Play Live Radio
Next Up:
Available On Air Stations
Watch Live


Cook Your Cupboard Korean-American Style

What to do with a can of olives, noodles and Korean spices?
David Hobson
What to do with a can of olives, noodles and Korean spices?

This is an installment of NPR's Cook Your Cupboard, an ongoing food series about working with what you have on hand. Have a food that has you stumped? Share a photo and we'll ask chefs about our favorites. The current submission category: Freezer Finds!

Korean-American chef Edward Lee gives suggestions for how to use canned olives and noodles — ingredients that have eluded David Hobson of Frisco, Texas. Hobson submitted his dilemma to Cook Your Cupboard. Lee wouldn't touch Hobson's third find, canned mackerels, but he does give a tip on how to use Korean spices.

On his website, chef Edward Lee <a href="">is described</a> as "one part Southern soul, one part Asian spice, and one part New York attitude."
Courtesy of Dan Dry
On his website, chef Edward Lee is described as "one part Southern soul, one part Asian spice, and one part New York attitude."

The Food: Olives


Hobson once bought a can of chopped olives, he says, thinking he might someday incorporate them into a dish — to no avail.

The Fix: Dip!

Lee suggests making a dip by pairing the olives with ricotta cheese.

Pulse the olives and the ricotta in a blender and add some other herbs — like dill, parsley or chives — or add roasted red peppers until you get a chunky, textured dip.

If it needs a little bit more salt, just add some of the juice that came with the olives and pulse again until it's well-mixed.


Serve it with Melba toast, crostini or vegetables.

The Food: Mystery Noodles

Hobson seems to have no idea where they came from — nor where they should go.

The Fix: A Dish Best Served Cold

Make a refreshing summer entree by soaking the noodles in cold water first, then blanching until soft.

Then put them back into ice water and serve cold.

Korean spice blends bought to make <a href="">Momofuku's bo ssam</a> roast pork.
Rachel Rottersman
Cook Your Cupboard
Korean spice blends bought to make Momofuku's bo ssam roast pork.

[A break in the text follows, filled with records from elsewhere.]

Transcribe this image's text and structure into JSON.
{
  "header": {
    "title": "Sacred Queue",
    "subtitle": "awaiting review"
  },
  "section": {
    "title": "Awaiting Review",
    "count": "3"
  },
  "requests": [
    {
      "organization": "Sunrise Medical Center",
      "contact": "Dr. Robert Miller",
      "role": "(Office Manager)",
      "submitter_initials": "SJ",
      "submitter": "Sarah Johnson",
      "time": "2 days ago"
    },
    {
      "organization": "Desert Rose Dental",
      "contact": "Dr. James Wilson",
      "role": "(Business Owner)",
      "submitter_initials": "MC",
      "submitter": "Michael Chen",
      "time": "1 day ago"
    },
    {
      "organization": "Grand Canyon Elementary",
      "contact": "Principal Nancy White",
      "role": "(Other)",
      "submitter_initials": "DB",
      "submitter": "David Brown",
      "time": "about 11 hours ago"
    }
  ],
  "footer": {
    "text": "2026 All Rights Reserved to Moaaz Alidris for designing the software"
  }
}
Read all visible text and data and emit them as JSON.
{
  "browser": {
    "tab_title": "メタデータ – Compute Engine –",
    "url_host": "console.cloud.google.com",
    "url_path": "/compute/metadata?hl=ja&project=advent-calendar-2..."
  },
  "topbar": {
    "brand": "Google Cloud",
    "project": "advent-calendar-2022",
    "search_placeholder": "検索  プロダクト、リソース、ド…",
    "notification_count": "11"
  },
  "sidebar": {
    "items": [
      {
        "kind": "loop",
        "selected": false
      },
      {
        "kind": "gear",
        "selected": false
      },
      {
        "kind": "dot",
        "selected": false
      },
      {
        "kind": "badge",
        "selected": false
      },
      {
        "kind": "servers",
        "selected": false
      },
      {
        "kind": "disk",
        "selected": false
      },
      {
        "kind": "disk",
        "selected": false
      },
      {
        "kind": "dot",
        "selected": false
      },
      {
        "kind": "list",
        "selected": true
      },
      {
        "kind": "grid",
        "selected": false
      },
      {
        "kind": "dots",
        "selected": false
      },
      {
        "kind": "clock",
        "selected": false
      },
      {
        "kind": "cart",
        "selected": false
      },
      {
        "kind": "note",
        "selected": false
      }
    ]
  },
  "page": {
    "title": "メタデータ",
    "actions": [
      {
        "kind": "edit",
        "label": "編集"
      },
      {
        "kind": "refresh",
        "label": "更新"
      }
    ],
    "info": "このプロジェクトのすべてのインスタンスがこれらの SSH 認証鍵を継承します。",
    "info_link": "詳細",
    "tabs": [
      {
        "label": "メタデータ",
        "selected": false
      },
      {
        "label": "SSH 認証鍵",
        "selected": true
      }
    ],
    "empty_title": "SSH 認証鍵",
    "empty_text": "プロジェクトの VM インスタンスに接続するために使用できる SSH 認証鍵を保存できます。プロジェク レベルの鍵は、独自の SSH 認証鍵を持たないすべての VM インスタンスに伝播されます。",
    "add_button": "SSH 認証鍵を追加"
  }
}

You can always make a pad thai sauce by mixing peanut butter, coconut milk, spices and fish sauce together and adding the mix to the noodles.

The Food: Fried Mackerels

The Fix: Actually, Lee passed on this one, but did have some ideas for another submission: some surplus Korean spices posted by Rachel Rottersman.

Bonus Tips: Spice Things Up

Korean spice blends can also be used in dips or seasoning for meat.

Roasted-hot-pepper paste can be mixed with any sort of vinegar at a 2-to-1 ratio — with a bit of lemon juice, sugar and sesame oil — to make a fantastic sauce for hamburgers, noodles and anything else.

Seasoned soybean paste is similar to the Japanese miso, Lee explains.

He recommends miso-smothered chicken: Pan-fry some chicken, mix in a big, thick spoonful of soy bean paste, some chicken stock and butter until it smoothes out to a gravy consistency.

Copyright 2022 NPR. To see more, visit